[Component data from apps and pages]
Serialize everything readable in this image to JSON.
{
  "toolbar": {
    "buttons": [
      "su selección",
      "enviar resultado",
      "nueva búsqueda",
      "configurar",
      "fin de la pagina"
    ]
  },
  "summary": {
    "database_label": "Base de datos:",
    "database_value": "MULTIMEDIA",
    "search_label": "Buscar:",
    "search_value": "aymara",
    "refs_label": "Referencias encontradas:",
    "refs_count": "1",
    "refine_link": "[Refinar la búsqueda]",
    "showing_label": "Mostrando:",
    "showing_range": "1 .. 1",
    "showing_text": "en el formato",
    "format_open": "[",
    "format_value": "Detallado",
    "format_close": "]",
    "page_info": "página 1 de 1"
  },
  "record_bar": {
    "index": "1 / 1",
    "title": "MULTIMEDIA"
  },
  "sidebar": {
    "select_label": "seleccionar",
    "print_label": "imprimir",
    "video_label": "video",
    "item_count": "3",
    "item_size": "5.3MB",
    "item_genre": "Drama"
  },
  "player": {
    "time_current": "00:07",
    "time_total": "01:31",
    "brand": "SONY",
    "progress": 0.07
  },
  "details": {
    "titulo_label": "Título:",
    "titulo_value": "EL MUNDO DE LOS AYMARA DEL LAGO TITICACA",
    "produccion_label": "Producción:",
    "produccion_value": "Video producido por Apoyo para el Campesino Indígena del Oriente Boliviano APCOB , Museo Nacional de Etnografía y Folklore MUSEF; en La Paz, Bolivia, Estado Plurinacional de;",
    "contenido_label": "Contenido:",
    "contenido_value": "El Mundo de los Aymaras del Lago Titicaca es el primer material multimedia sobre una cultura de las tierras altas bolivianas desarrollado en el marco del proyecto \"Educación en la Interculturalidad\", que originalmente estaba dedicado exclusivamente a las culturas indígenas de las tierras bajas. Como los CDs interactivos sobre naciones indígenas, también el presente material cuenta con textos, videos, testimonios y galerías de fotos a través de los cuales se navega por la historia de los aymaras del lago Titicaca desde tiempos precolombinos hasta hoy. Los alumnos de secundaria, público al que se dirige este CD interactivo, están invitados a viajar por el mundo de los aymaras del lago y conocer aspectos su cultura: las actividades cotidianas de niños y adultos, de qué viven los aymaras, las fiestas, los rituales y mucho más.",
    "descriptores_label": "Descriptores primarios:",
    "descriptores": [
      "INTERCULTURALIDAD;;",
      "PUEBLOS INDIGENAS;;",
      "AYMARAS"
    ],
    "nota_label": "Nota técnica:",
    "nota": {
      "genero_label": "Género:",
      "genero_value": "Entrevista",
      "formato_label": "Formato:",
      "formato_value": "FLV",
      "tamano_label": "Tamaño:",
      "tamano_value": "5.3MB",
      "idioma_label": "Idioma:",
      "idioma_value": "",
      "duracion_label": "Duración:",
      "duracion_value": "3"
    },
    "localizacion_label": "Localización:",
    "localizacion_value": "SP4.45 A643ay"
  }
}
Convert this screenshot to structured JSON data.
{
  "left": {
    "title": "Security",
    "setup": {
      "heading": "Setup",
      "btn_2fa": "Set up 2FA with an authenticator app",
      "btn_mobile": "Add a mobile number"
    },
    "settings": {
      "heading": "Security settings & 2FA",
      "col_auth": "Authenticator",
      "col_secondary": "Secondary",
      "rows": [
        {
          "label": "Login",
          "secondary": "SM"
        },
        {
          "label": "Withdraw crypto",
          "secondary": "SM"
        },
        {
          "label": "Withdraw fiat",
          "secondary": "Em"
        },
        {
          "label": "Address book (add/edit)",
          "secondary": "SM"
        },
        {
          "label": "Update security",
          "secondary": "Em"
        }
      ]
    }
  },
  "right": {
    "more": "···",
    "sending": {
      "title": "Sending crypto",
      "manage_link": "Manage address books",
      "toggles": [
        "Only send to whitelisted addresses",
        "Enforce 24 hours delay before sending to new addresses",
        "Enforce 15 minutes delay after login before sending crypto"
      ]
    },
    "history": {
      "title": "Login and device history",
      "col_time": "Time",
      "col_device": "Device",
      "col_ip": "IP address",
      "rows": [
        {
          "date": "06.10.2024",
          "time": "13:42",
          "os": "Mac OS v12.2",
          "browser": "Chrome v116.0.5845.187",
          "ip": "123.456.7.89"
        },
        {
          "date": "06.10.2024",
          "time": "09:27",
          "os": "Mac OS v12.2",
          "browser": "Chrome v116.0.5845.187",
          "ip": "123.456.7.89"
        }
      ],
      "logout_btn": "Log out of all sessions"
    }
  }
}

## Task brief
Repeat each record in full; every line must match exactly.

## Answer to this problem
Serialize everything readable in this image to JSON.
{
  "toolbar": {
    "buttons": [
      "su selección",
      "enviar resultado",
      "nueva búsqueda",
      "configurar",
      "fin de la pagina"
    ]
  },
  "summary": {
    "database_label": "Base de datos:",
    "database_value": "MULTIMEDIA",
    "search_label": "Buscar:",
    "search_value": "aymara",
    "refs_label": "Referencias encontradas:",
    "refs_count": "1",
    "refine_link": "[Refinar la búsqueda]",
    "showing_label": "Mostrando:",
    "showing_range": "1 .. 1",
    "showing_text": "en el formato",
    "format_open": "[",
    "format_value": "Detallado",
    "format_close": "]",
    "page_info": "página 1 de 1"
  },
  "record_bar": {
    "index": "1 / 1",
    "title": "MULTIMEDIA"
  },
  "sidebar": {
    "select_label": "seleccionar",
    "print_label": "imprimir",
    "video_label": "video",
    "item_count": "3",
    "item_size": "5.3MB",
    "item_genre": "Drama"
  },
  "player": {
    "time_current": "00:07",
    "time_total": "01:31",
    "brand": "SONY",
    "progress": 0.07
  },
  "details": {
    "titulo_label": "Título:",
    "titulo_value": "EL MUNDO DE LOS AYMARA DEL LAGO TITICACA",
    "produccion_label": "Producción:",
    "produccion_value": "Video producido por Apoyo para el Campesino Indígena del Oriente Boliviano APCOB , Museo Nacional de Etnografía y Folklore MUSEF; en La Paz, Bolivia, Estado Plurinacional de;",
    "contenido_label": "Contenido:",
    "contenido_value": "El Mundo de los Aymaras del Lago Titicaca es el primer material multimedia sobre una cultura de las tierras altas bolivianas desarrollado en el marco del proyecto \"Educación en la Interculturalidad\", que originalmente estaba dedicado exclusivamente a las culturas indígenas de las tierras bajas. Como los CDs interactivos sobre naciones indígenas, también el presente material cuenta con textos, videos, testimonios y galerías de fotos a través de los cuales se navega por la historia de los aymaras del lago Titicaca desde tiempos precolombinos hasta hoy. Los alumnos de secundaria, público al que se dirige este CD interactivo, están invitados a viajar por el mundo de los aymaras del lago y conocer aspectos su cultura: las actividades cotidianas de niños y adultos, de qué viven los aymaras, las fiestas, los rituales y mucho más.",
    "descriptores_label": "Descriptores primarios:",
    "descriptores": [
      "INTERCULTURALIDAD;;",
      "PUEBLOS INDIGENAS;;",
      "AYMARAS"
    ],
    "nota_label": "Nota técnica:",
    "nota": {
      "genero_label": "Género:",
      "genero_value": "Entrevista",
      "formato_label": "Formato:",
      "formato_value": "FLV",
      "tamano_label": "Tamaño:",
      "tamano_value": "5.3MB",
      "idioma_label": "Idioma:",
      "idioma_value": "",
      "duracion_label": "Duración:",
      "duracion_value": "3"
    },
    "localizacion_label": "Localización:",
    "localizacion_value": "SP4.45 A643ay"
  }
}
Convert this screenshot to structured JSON data.
{
  "left": {
    "title": "Security",
    "setup": {
      "heading": "Setup",
      "btn_2fa": "Set up 2FA with an authenticator app",
      "btn_mobile": "Add a mobile number"
    },
    "settings": {
      "heading": "Security settings & 2FA",
      "col_auth": "Authenticator",
      "col_secondary": "Secondary",
      "rows": [
        {
          "label": "Login",
          "secondary": "SM"
        },
        {
          "label": "Withdraw crypto",
          "secondary": "SM"
        },
        {
          "label": "Withdraw fiat",
          "secondary": "Em"
        },
        {
          "label": "Address book (add/edit)",
          "secondary": "SM"
        },
        {
          "label": "Update security",
          "secondary": "Em"
        }
      ]
    }
  },
  "right": {
    "more": "···",
    "sending": {
      "title": "Sending crypto",
      "manage_link": "Manage address books",
      "toggles": [
        "Only send to whitelisted addresses",
        "Enforce 24 hours delay before sending to new addresses",
        "Enforce 15 minutes delay after login before sending crypto"
      ]
    },
    "history": {
      "title": "Login and device history",
      "col_time": "Time",
      "col_device": "Device",
      "col_ip": "IP address",
      "rows": [
        {
          "date": "06.10.2024",
          "time": "13:42",
          "os": "Mac OS v12.2",
          "browser": "Chrome v116.0.5845.187",
          "ip": "123.456.7.89"
        },
        {
          "date": "06.10.2024",
          "time": "09:27",
          "os": "Mac OS v12.2",
          "browser": "Chrome v116.0.5845.187",
          "ip": "123.456.7.89"
        }
      ],
      "logout_btn": "Log out of all sessions"
    }
  }
}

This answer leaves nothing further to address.